▶ Directions for this task
For this exercise, write out the whole listing below exactly, omitting its images.
++++ Recorded information
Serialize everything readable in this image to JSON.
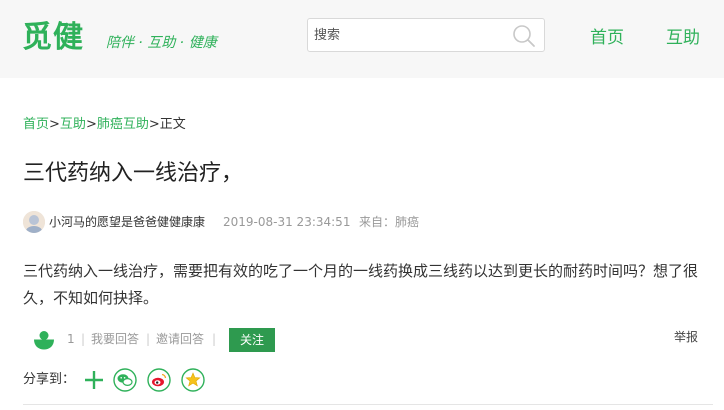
{
  "header": {
    "logo_text": "觅健",
    "slogan": "陪伴 · 互助 · 健康",
    "search_placeholder": "搜索",
    "nav": {
      "home": "首页",
      "help": "互助"
    }
  },
  "breadcrumb": {
    "items": [
      "首页",
      "互助",
      "肺癌互助"
    ],
    "separator": ">",
    "current": "正文"
  },
  "post": {
    "title": "三代药纳入一线治疗，",
    "author": "小河马的愿望是爸爸健健康康",
    "time": "2019-08-31 23:34:51",
    "source": "来自：肺癌",
    "content": "三代药纳入一线治疗，需要把有效的吃了一个月的一线药换成三线药以达到更长的耐药时间吗？想了很久，不知如何抉择。"
  },
  "actions": {
    "like_count": "1",
    "sep": "|",
    "answer": "我要回答",
    "invite": "邀请回答",
    "follow": "关注",
    "report": "举报"
  },
  "share": {
    "label": "分享到：",
    "icons": [
      "plus-icon",
      "wechat-icon",
      "weibo-icon",
      "qzone-icon"
    ]
  },
  "colors": {
    "brand_green": "#2fb15a",
    "button_green": "#2e9a4f"
  }
}
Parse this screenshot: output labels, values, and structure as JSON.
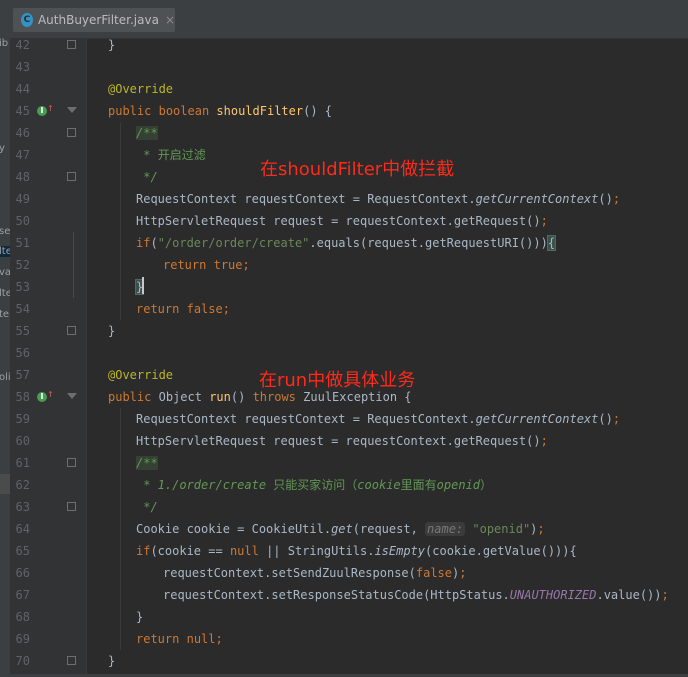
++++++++
▶ Exercise answer
Serialize everything readable in this image to JSON.
{
  "header": {
    "logo_text": "觅健",
    "slogan": "陪伴 · 互助 · 健康",
    "search_placeholder": "搜索",
    "nav": {
      "home": "首页",
      "help": "互助"
    }
  },
  "breadcrumb": {
    "items": [
      "首页",
      "互助",
      "肺癌互助"
    ],
    "separator": ">",
    "current": "正文"
  },
  "post": {
    "title": "三代药纳入一线治疗，",
    "author": "小河马的愿望是爸爸健健康康",
    "time": "2019-08-31 23:34:51",
    "source": "来自：肺癌",
    "content": "三代药纳入一线治疗，需要把有效的吃了一个月的一线药换成三线药以达到更长的耐药时间吗？想了很久，不知如何抉择。"
  },
  "actions": {
    "like_count": "1",
    "sep": "|",
    "answer": "我要回答",
    "invite": "邀请回答",
    "follow": "关注",
    "report": "举报"
  },
  "share": {
    "label": "分享到：",
    "icons": [
      "plus-icon",
      "wechat-icon",
      "weibo-icon",
      "qzone-icon"
    ]
  },
  "colors": {
    "brand_green": "#2fb15a",
    "button_green": "#2e9a4f"
  }
}
Parse this screenshot: output labels, values, and structure as JSON.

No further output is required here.